There has been increasing interest and efforts devoted to developing biosensor technologies for identifying pathogens, particularly in the biothreat area. In this study, a universal set of short 12- and 13-mer oligonucleotide probes was derived independently of a priori genomic sequence information and used to generate unique species-dependent genomic hybridization signatures. The probe set sequences were algorithmically generated to be maximally distant in sequence space and not dependent on the sequence of any particular genome. The probe set is universally applicable because it is unbiased and independent of hybridization predictions based upon simplified assumptions regarding probe-target duplex formation from linear sequence analysis. Tests were conducted on microarrays containing 14,283 unique probes synthesized using an in situ light-directed synthesis methodology. The genomic DNA hybridization intensity patterns reproducibly differentiated various organisms (Bacillus subtilis, Yersinia pestis, Streptococcus pneumonia, Bacillus anthracis, and Homo sapiens), including the correct identification of a blinded "unknown" sample. Applications of this method include not only pathological and forensic genome identification in medicine and basic science, but also potentially a novel method for the discovery of unknown targets and associations inherent in dynamic nucleic acid populations such as represented by differential gene expression.

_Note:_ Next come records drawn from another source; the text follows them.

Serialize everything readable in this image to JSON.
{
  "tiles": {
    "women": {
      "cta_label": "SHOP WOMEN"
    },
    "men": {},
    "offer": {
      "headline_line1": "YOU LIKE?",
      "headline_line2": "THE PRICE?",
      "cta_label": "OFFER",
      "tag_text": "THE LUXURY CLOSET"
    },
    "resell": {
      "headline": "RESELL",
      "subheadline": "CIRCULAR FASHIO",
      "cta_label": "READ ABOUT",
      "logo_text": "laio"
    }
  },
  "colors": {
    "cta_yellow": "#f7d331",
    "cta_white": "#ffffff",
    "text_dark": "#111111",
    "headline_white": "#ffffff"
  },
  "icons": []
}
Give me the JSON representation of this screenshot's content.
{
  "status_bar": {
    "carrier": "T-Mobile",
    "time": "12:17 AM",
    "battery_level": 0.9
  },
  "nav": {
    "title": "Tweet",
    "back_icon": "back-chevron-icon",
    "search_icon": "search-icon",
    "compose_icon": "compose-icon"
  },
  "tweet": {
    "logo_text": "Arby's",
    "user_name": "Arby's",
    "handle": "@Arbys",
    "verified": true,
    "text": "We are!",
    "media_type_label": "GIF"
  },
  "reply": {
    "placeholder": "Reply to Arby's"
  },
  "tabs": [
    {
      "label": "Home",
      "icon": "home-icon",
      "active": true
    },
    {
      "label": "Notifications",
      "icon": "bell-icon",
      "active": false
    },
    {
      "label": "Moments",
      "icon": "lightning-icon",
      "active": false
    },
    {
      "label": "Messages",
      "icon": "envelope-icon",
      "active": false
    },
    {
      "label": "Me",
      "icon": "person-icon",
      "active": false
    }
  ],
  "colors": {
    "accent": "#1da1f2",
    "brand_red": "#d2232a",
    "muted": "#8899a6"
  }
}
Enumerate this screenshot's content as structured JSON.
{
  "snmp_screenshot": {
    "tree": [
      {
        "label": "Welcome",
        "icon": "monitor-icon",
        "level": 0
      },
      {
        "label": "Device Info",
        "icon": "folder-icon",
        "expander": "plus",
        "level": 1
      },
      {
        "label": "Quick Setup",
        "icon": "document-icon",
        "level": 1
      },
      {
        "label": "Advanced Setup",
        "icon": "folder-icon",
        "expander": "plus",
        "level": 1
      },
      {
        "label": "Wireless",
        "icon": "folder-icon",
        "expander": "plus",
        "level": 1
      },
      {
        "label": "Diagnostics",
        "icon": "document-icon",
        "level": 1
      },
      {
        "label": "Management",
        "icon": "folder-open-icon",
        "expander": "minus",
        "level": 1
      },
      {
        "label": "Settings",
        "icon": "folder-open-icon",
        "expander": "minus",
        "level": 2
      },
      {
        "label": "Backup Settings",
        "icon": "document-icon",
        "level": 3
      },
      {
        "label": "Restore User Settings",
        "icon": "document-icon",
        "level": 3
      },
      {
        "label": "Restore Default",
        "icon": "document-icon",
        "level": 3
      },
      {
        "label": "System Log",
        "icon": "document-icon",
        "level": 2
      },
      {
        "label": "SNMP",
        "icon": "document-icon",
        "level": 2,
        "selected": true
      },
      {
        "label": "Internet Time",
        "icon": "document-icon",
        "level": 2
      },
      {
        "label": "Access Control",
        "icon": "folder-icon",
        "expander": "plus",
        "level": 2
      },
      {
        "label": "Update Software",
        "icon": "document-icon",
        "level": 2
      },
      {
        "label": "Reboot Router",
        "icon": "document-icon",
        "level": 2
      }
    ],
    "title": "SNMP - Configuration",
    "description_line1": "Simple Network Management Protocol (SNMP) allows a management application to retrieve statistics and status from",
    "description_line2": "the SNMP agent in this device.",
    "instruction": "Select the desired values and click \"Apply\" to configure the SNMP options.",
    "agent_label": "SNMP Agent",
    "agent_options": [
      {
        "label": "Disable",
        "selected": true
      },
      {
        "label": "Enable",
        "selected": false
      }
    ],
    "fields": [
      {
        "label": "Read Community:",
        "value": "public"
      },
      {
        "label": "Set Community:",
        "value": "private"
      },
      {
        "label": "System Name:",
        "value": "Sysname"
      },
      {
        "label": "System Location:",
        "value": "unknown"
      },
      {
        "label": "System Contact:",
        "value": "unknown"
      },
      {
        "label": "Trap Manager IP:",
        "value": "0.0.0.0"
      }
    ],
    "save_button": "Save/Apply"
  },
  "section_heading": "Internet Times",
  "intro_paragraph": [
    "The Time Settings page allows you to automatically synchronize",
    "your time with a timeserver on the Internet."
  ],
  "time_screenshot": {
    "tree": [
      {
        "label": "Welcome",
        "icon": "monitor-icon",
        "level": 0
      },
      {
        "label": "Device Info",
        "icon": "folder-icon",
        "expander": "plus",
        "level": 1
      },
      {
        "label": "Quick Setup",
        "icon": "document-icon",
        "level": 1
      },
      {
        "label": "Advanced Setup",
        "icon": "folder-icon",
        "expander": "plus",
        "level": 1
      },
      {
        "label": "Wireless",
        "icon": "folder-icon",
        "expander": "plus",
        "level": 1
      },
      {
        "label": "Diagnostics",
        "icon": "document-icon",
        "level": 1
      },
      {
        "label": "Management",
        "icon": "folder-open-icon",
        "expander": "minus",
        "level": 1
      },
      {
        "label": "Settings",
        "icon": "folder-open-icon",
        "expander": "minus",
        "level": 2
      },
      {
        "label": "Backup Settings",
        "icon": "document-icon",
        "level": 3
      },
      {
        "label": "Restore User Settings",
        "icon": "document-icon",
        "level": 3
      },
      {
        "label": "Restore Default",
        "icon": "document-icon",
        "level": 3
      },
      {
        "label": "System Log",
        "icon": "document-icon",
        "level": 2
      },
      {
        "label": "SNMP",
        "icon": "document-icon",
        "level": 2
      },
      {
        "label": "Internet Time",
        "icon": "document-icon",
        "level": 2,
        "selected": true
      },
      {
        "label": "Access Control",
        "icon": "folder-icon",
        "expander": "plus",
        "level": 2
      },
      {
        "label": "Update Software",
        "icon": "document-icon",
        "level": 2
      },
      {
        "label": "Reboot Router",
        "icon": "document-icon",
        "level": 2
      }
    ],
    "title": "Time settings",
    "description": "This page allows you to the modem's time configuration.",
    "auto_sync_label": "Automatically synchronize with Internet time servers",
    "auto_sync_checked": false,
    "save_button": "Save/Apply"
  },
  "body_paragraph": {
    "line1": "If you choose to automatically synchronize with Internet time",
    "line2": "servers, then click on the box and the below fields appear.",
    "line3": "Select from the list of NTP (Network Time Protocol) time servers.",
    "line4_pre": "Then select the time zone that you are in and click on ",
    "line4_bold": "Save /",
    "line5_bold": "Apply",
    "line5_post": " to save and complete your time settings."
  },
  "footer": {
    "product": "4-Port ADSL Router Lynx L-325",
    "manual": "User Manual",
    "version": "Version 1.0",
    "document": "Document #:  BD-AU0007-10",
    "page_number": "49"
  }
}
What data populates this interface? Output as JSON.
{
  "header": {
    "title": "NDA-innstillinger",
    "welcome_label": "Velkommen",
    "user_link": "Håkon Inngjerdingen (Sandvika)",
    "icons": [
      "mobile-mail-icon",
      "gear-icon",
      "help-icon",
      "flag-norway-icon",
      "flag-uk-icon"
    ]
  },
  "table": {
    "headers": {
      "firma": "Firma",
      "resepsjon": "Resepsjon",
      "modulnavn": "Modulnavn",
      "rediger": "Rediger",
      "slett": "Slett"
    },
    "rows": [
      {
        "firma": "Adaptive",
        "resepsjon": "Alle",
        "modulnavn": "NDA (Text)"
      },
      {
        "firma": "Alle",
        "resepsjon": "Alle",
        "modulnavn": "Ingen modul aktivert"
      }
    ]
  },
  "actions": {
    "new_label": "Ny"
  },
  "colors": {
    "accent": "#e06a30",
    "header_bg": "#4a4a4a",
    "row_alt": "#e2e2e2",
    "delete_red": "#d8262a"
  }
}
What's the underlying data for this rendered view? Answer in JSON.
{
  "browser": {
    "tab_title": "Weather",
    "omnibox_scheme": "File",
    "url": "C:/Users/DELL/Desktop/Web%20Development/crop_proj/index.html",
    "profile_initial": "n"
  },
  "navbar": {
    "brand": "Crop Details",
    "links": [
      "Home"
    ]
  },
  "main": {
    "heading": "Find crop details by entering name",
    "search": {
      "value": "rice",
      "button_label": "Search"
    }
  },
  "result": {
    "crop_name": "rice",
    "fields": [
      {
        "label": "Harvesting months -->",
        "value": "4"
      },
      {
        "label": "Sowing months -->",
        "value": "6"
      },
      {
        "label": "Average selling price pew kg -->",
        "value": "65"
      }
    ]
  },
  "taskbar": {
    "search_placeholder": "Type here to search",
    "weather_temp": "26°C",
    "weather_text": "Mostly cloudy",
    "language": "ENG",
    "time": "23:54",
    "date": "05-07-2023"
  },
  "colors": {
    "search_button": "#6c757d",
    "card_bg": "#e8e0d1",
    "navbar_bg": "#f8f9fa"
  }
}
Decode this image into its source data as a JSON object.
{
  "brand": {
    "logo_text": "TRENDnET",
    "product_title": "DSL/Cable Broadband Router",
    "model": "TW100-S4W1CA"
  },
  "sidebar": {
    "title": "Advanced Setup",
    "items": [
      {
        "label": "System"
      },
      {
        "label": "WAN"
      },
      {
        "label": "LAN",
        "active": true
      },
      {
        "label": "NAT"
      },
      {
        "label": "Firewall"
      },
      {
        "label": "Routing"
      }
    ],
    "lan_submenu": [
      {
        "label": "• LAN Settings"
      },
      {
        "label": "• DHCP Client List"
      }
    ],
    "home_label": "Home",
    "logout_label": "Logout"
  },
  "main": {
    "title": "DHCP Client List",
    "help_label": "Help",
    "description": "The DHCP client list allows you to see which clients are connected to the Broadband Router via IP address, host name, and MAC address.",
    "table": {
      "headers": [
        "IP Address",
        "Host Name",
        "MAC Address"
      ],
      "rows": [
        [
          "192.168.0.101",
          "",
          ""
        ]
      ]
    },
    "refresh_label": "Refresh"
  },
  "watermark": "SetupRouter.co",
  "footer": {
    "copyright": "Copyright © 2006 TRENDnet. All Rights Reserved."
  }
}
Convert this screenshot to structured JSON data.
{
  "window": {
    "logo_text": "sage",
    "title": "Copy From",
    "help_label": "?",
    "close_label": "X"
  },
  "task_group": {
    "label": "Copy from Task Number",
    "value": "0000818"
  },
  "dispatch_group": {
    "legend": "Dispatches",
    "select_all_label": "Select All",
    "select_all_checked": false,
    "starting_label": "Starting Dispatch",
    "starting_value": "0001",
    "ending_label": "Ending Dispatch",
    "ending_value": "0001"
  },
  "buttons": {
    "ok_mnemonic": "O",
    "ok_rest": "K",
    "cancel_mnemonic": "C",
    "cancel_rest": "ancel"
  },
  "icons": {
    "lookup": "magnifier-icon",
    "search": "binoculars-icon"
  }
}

ASJC Scopus subject areas
- General Biochemistry, Genetics and Molecular Biology